Pour the seeds from 1 cup to another in front of an electric fan to separate the debris from the seeds.
Spread the seeds to dry in a cool dark place. They should be completely dry within 1 to 2 weeks.
Store the seeds in a paper bag and put the bag in a container with a lid. Add a tablespoon of silica or other desiccant to the container and close tightly. Keep in the refrigerator until you are ready to plant the seeds.
Zinnia seeds that have been pollinated are green or brown. Seeds that have not been pollinated are light colored or white.
Dry storage conditions will help the seeds remain viable as long as 5 years.
Plant your zinnias in a full sun location that receives six or more hours of direct sunlight each day and offers well-draining soil. Plant your zinnias so that they sit at the same level that they were growing when in their nursery or garden center container.
Water your zinnia flowers often and maintain moist but well-drained soil. Provide enough supplemental irrigation at each watering to soak the soil to a depth of 6 to 8 inches. Water at the base of your zinnias, rather than from overhead, to reduce the risk of foliage fungal diseases.
Feed your zinnia flowers with a half-strength solution of a balanced, water soluble liquid flowering plant fertilizer every other week throughout the growing season. Follow the application instructions on the fertilizer product to ensure that your zinnias are receiving the correct amounts of nutrients.
Pluck faded, dead blossoms from your zinnias throughout the growing season to maintain an attractive appearance. Pinch off spent blossoms to encourage your zinnias to focus their energies on producing additional gorgeous blooms.
Leave the last blossoms of the growing season on your zinnias to encourage them to reseed in their current location. If you allow them to reseed, you can expect another beautiful batch of zinnia flowers the following spring.
Ensure that your zinnias are growing in full sun. In order to get maximum blooms from each plant, they need a minimum of six hours of sun per day.

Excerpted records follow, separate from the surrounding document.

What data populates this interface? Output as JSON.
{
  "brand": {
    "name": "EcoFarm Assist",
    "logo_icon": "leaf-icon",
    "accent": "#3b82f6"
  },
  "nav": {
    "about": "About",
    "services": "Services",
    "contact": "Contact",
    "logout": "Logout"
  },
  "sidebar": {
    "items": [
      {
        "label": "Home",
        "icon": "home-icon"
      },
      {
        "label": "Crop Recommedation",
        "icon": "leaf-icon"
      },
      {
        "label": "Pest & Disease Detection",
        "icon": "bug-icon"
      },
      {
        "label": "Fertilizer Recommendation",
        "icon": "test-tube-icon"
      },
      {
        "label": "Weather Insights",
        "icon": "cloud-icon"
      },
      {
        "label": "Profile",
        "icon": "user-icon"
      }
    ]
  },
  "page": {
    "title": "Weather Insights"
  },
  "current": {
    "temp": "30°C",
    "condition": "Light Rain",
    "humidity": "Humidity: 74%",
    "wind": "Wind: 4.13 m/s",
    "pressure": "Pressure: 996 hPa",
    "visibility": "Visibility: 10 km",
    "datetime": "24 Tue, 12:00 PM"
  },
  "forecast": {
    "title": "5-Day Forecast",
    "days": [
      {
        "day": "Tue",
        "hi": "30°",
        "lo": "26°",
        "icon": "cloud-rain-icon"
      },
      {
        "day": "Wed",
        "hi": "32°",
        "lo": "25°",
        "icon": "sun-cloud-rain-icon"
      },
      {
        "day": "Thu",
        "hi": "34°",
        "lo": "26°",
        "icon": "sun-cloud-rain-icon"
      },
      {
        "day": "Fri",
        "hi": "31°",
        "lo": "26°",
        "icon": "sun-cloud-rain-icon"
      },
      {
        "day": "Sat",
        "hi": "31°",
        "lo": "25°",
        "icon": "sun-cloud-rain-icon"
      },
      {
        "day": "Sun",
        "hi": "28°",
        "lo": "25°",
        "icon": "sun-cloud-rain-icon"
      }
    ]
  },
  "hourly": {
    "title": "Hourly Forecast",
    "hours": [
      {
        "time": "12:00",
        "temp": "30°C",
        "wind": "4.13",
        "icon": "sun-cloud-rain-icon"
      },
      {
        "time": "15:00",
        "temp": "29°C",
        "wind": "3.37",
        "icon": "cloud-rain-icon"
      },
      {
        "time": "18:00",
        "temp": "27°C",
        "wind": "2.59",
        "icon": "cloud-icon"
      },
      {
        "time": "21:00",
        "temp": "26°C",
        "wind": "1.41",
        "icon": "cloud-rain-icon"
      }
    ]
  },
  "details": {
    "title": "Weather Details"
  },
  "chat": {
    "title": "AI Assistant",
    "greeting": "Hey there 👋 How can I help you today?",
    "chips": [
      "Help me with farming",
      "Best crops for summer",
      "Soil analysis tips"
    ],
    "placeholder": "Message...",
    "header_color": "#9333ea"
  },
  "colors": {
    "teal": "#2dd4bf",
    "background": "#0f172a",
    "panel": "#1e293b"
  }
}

Water the zinnia plant when the top inch of soil begins to dry.
Snip off dead and dying flowers and remove them from the planting area. This will encourage the plant to produce more flowers.
Cut the zinnias for fresh flower arrangements frequently. Removing flowers will cause the plant to produce more. Cut the flowers in the early morning and select zinnia blooms that are just beginning to open.
Fertilize the zinnia plant every four to six weeks through late summer with a balanced water-soluble 20-20-20 fertilizer at the rate suggested on the label. Feeding the plant forces it to bloom.